Chinese army is the largest military force in the world, made up of over 2 million men and women in active duty. Theoretically, the army can expand up to 400 million people. It takes the state nearly $150 billion to support its military.
This powerful and disciplined army has never been involved in any annexation wars. It was born 90 years ago in 1927 as a communist Red Army and in 1946 acquired its present name: Chinese People’s Liberation Army (PLA). During its early stages PLA had been significantly aided by the USSR. A number of Soviet military men who helped defend the country against Japanese aggression later received Chinese names and became popular heroes. At various times, thousands of Soviet pilots patrolled the Chinese sky. In the 1990s Russia exported multiple military provisions to support proliferation of Chinese navy and air force. Today, in a different geopolitical climate PLA works closely with Russian armed forces, conducts joint training maneuvers, while the military industrial complex is modernized to match the interests of both countries. Russia and China work together to help resolve issues of global and regional security. According to Sergei Shoigu, Russian Minister of Defense “Russian-Chinese relationships are on an unprecedented level and continue to develop expedentially”.
Apart from battle and line training, PLA traditionally pays significant attention to political and cultural work. Military parade that takes place by the walls of the Forbidden City during the celebration of the National Day of the People’s Republic of China (October 1) is a truly impressive event. People and machinery from all branches of the army are brought together in a powerful production, brimming with the sense of spirit and unity.
PLA Academy of Art was founded in Beijing in the year 1960. It’s the only comprehensive educational facility that prepares professionals to work in the fields of culture and research in the area of military arts and literature. The institution is broken into 7 departments: literature, theatre, music, dance, troop culture, fine arts and cultural communications. Educational programs include secondary professional education (baccalaureate), higher and primary education, postgraduate training plus advanced training for soldiers and officers. Motto of the Academy is "Staunch politics, rigorous study, serving the soldiers, virtuous art”.

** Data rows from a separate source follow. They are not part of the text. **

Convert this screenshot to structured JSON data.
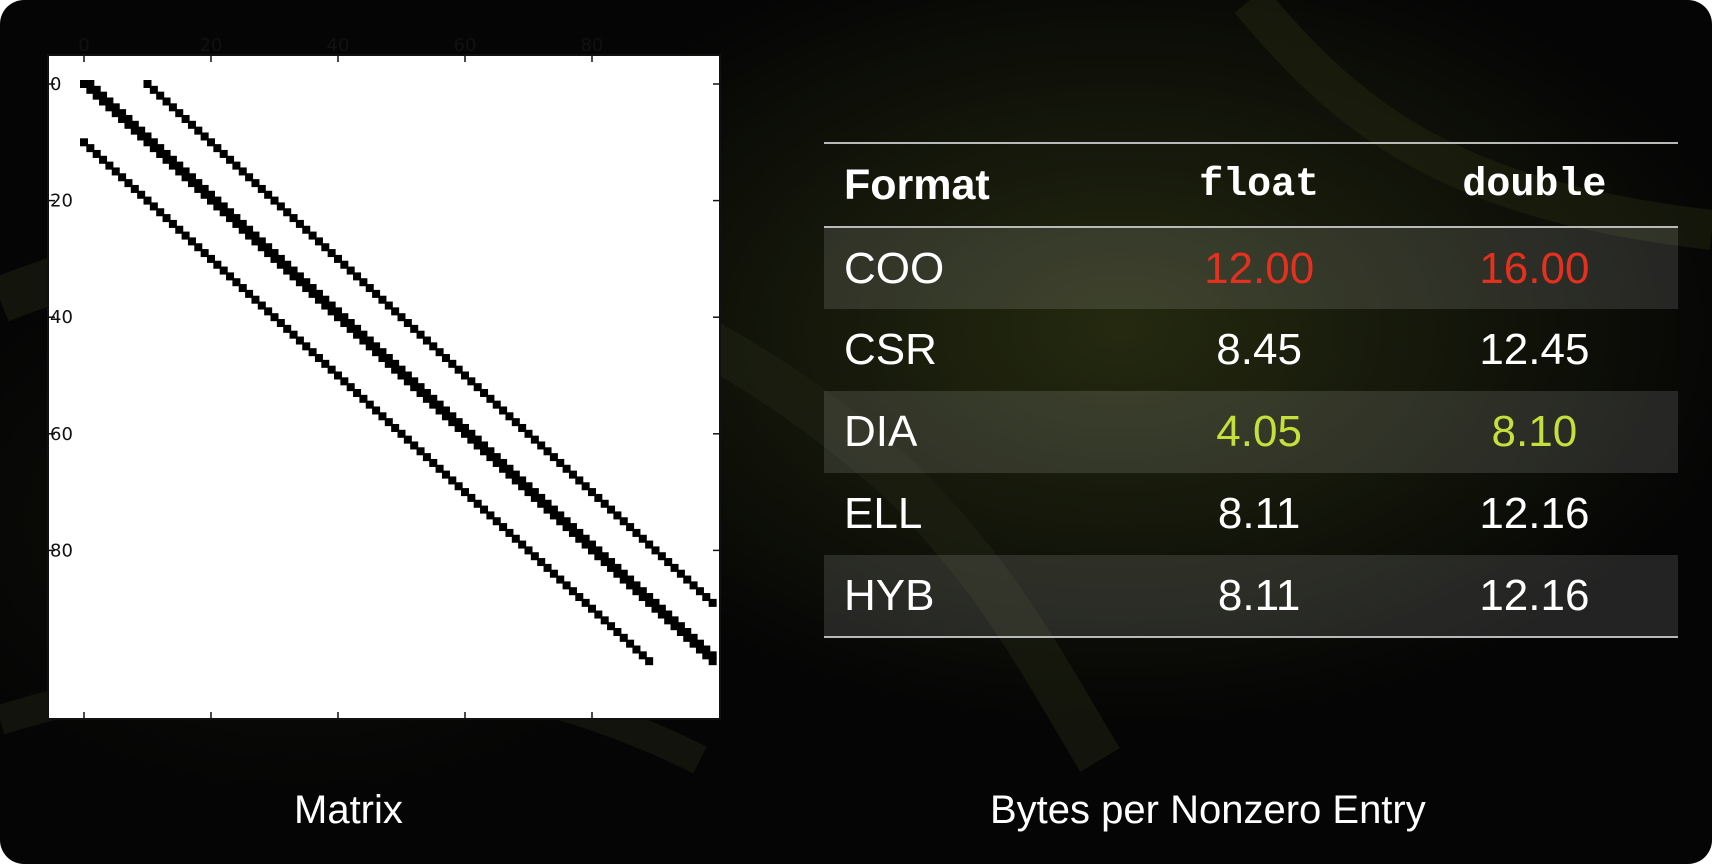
{
  "slide": {
    "background": "#050505",
    "accent_green": "#c5df3b",
    "highlight_red": "#e3301f"
  },
  "chart_data": {
    "type": "heatmap",
    "description_label": "Matrix",
    "xlim": [
      0,
      99
    ],
    "ylim": [
      99,
      0
    ],
    "x_ticks": [
      0,
      20,
      40,
      60,
      80
    ],
    "y_ticks": [
      0,
      20,
      40,
      60,
      80
    ],
    "x_tick_position": "top",
    "matrix_size": 100,
    "nonzero_diagonal_offsets": [
      -10,
      0,
      1,
      10
    ],
    "colors": {
      "nonzero": "#000000",
      "zero": "#ffffff"
    }
  },
  "captions": {
    "left": "Matrix",
    "right": "Bytes per Nonzero Entry"
  },
  "table": {
    "headers": {
      "format": "Format",
      "float": "float",
      "double": "double"
    },
    "rows": [
      {
        "format": "COO",
        "float": "12.00",
        "double": "16.00",
        "highlight": "red"
      },
      {
        "format": "CSR",
        "float": "8.45",
        "double": "12.45",
        "highlight": "none"
      },
      {
        "format": "DIA",
        "float": "4.05",
        "double": "8.10",
        "highlight": "green"
      },
      {
        "format": "ELL",
        "float": "8.11",
        "double": "12.16",
        "highlight": "none"
      },
      {
        "format": "HYB",
        "float": "8.11",
        "double": "12.16",
        "highlight": "none"
      }
    ]
  }
}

What makes the situation truly unique is the involvement of the state in the formation of cultural ambiance that rests on the support of the certain portion of the artistic community. This is inevitably reflected in the works of civil-minded artists yet doesn’t limit aesthetic choices or variety of tools for artistic expression. Chinese military artists enjoy both traditional guohua art and pop art, social realism and neoprimitivism, whilst often times covering people, items or nature in camouflage.
PLA provides artists (including some of the senior officers) with certain privileges. Still, the artists try to express themselves by challenging the times they live in: they can’t help but react to the changing artistic landscape. This combination contains a very peculiar drama. The exhibition illustrates how the world’s largest army is represented by artists awarded with a mission to create its image.
The exhibition took 5 long years to prepare. We’ve seen hundreds of works by hundreds of artists published in special outlets of PLA, exhibited inside the Academy and outside, in national museums and small galleries. The challenge wasn’t only to select the most interesting and the most illustrative works but to put together works of art from different cities of the enormous country. Basically, we’re looking at the most ample exhibition of PLA artists outside of China. This project would not have been possible without the support of PLA Art Academy leadership including personal involvement of Colonel Li Xiang and support of Phu Xiao who helped us not to get lost in translation.
Lastly, we can’t but mention our big friend Anton Gubankov, head of the culture department of the Minister of the Defense and an avid supporter of this exhibition whose life tragically ended in a terrible plane crash. Mr. Gubankov did a lot to strengthen Russian-Chinese bilateral relations and helped organize various exhibitions of military artists both in Beijing and Moscow.
In the entrance hall we preserved the boxes used to transport the exhibited items. The boxes are raised above the floor and fixed to the ceiling beams with lifting straps. Some boxes have painting descending right from within. A red banner colored wall starts at the entrance hall and divides the lower level into two; paintings are exhibited on that wall. The paintings are guarded by 18 sculptures, the so-called “terracotta warriors” standing in the sand and crushed stone. For the visitors on the side galleries this part of the exhibition appears below them reminding them of archeological discoveries near Sinai. On the second floor the paintings are grouped by theme and placed on big boards, painted in camouflage colors.
Semyon Mikhailovsky, curator of the exhibition, Head of St. Petersburg State Academic Institute of Painting, Sculpture and Architecture (the Academy of Arts), Commissioner of the Russian pavilion at both Venice Biennale of Art and Venice Biennale of Architecture